* **Problem to solve**
Retype the records below exactly as they stand, but with no images.

Start of Block

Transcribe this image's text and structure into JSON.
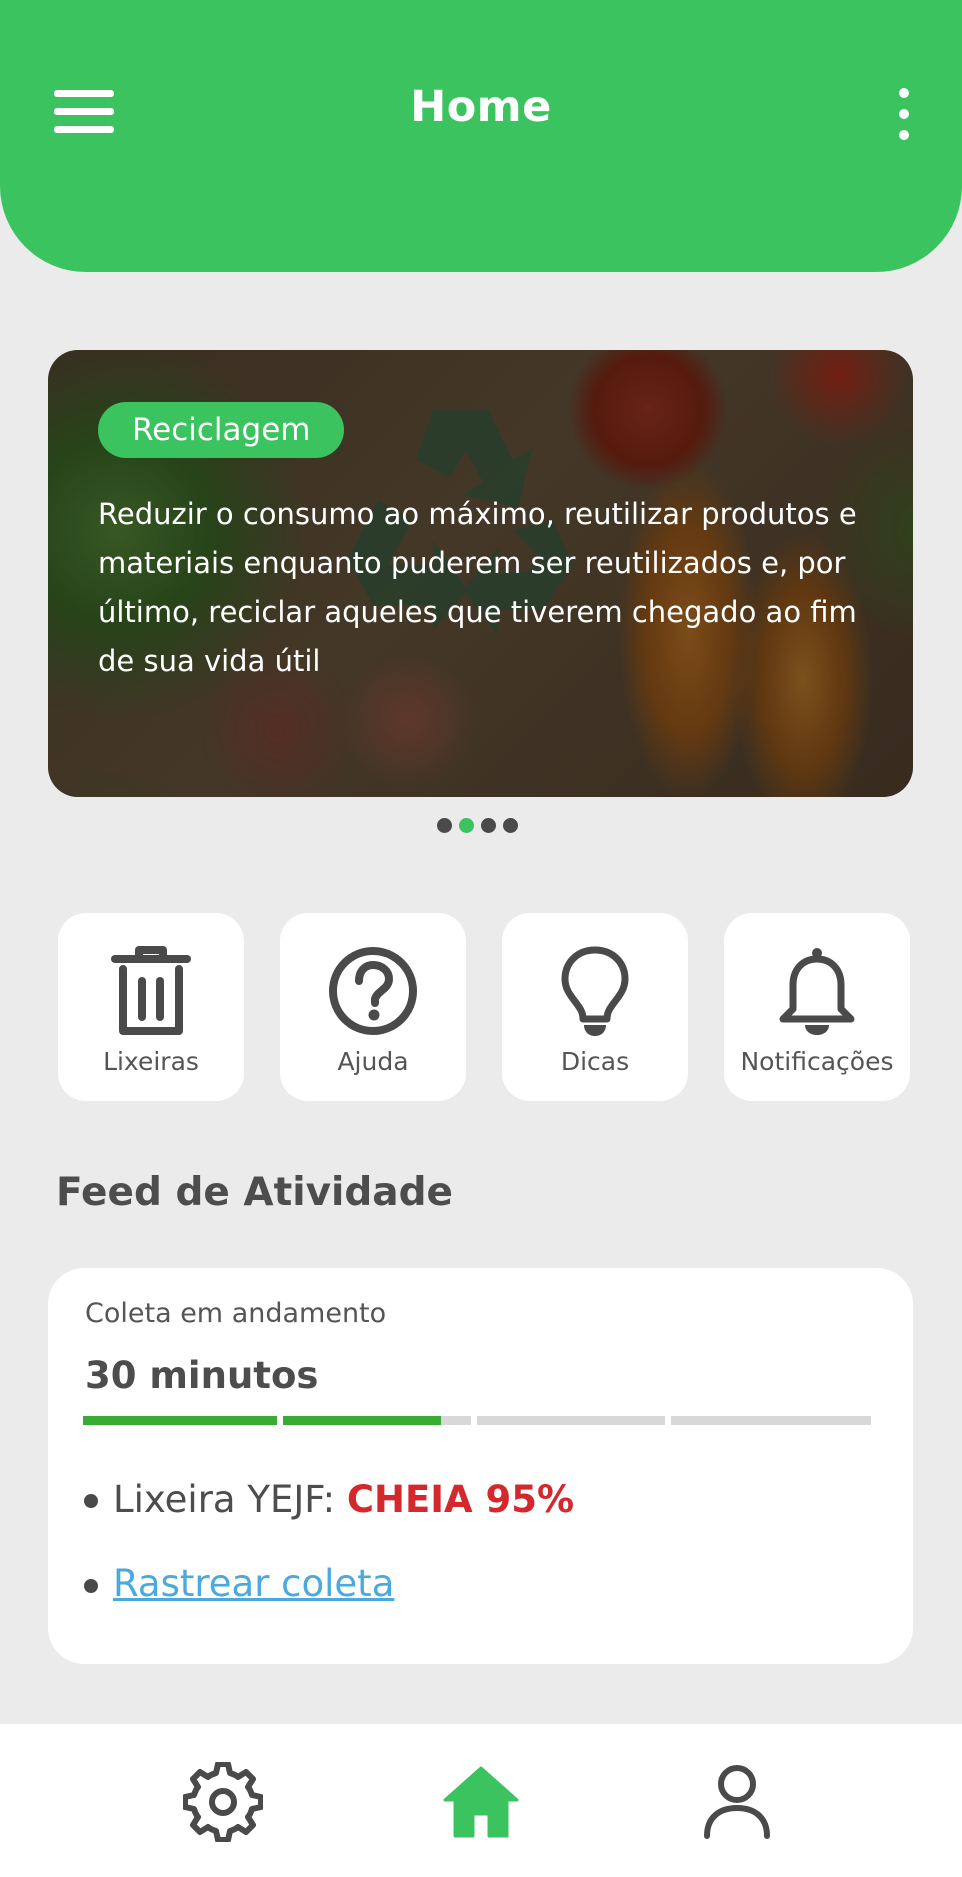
{
  "header": {
    "title": "Home"
  },
  "banner": {
    "tag": "Reciclagem",
    "text": "Reduzir o consumo ao máximo, reutilizar produtos e materiais enquanto puderem ser reutilizados e, por último, reciclar aqueles que tiverem chegado ao fim de sua vida útil",
    "pages": 4,
    "active_page": 2
  },
  "quick_actions": [
    {
      "label": "Lixeiras",
      "icon": "trash-icon"
    },
    {
      "label": "Ajuda",
      "icon": "help-icon"
    },
    {
      "label": "Dicas",
      "icon": "lightbulb-icon"
    },
    {
      "label": "Notificações",
      "icon": "bell-icon"
    }
  ],
  "feed": {
    "title": "Feed de Atividade",
    "card": {
      "status_label": "Coleta em andamento",
      "time": "30 minutos",
      "progress": {
        "segments": 4,
        "completed_segments": 1.84
      },
      "bin_label": "Lixeira YEJF:",
      "bin_status": "CHEIA 95%",
      "track_link": "Rastrear coleta"
    }
  },
  "bottom_nav": [
    {
      "icon": "gear-icon",
      "active": false
    },
    {
      "icon": "home-icon",
      "active": true
    },
    {
      "icon": "user-icon",
      "active": false
    }
  ],
  "colors": {
    "primary": "#3bc35f",
    "progress": "#3aab32",
    "alert": "#d3282c",
    "link": "#4aa9dd"
  }
}
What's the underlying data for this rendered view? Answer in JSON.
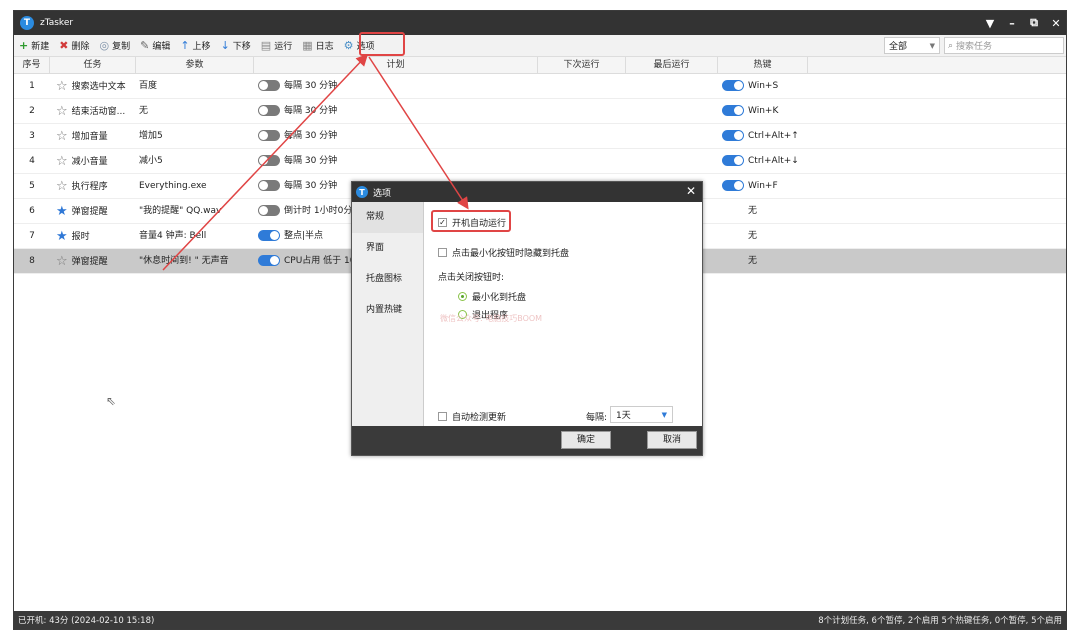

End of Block

* **Exercise solution**
Transcribe this image's text and structure into JSON.
{
  "header": {
    "title": "Home"
  },
  "banner": {
    "tag": "Reciclagem",
    "text": "Reduzir o consumo ao máximo, reutilizar produtos e materiais enquanto puderem ser reutilizados e, por último, reciclar aqueles que tiverem chegado ao fim de sua vida útil",
    "pages": 4,
    "active_page": 2
  },
  "quick_actions": [
    {
      "label": "Lixeiras",
      "icon": "trash-icon"
    },
    {
      "label": "Ajuda",
      "icon": "help-icon"
    },
    {
      "label": "Dicas",
      "icon": "lightbulb-icon"
    },
    {
      "label": "Notificações",
      "icon": "bell-icon"
    }
  ],
  "feed": {
    "title": "Feed de Atividade",
    "card": {
      "status_label": "Coleta em andamento",
      "time": "30 minutos",
      "progress": {
        "segments": 4,
        "completed_segments": 1.84
      },
      "bin_label": "Lixeira YEJF:",
      "bin_status": "CHEIA 95%",
      "track_link": "Rastrear coleta"
    }
  },
  "bottom_nav": [
    {
      "icon": "gear-icon",
      "active": false
    },
    {
      "icon": "home-icon",
      "active": true
    },
    {
      "icon": "user-icon",
      "active": false
    }
  ],
  "colors": {
    "primary": "#3bc35f",
    "progress": "#3aab32",
    "alert": "#d3282c",
    "link": "#4aa9dd"
  }
}
What's the underlying data for this rendered view? Answer in JSON.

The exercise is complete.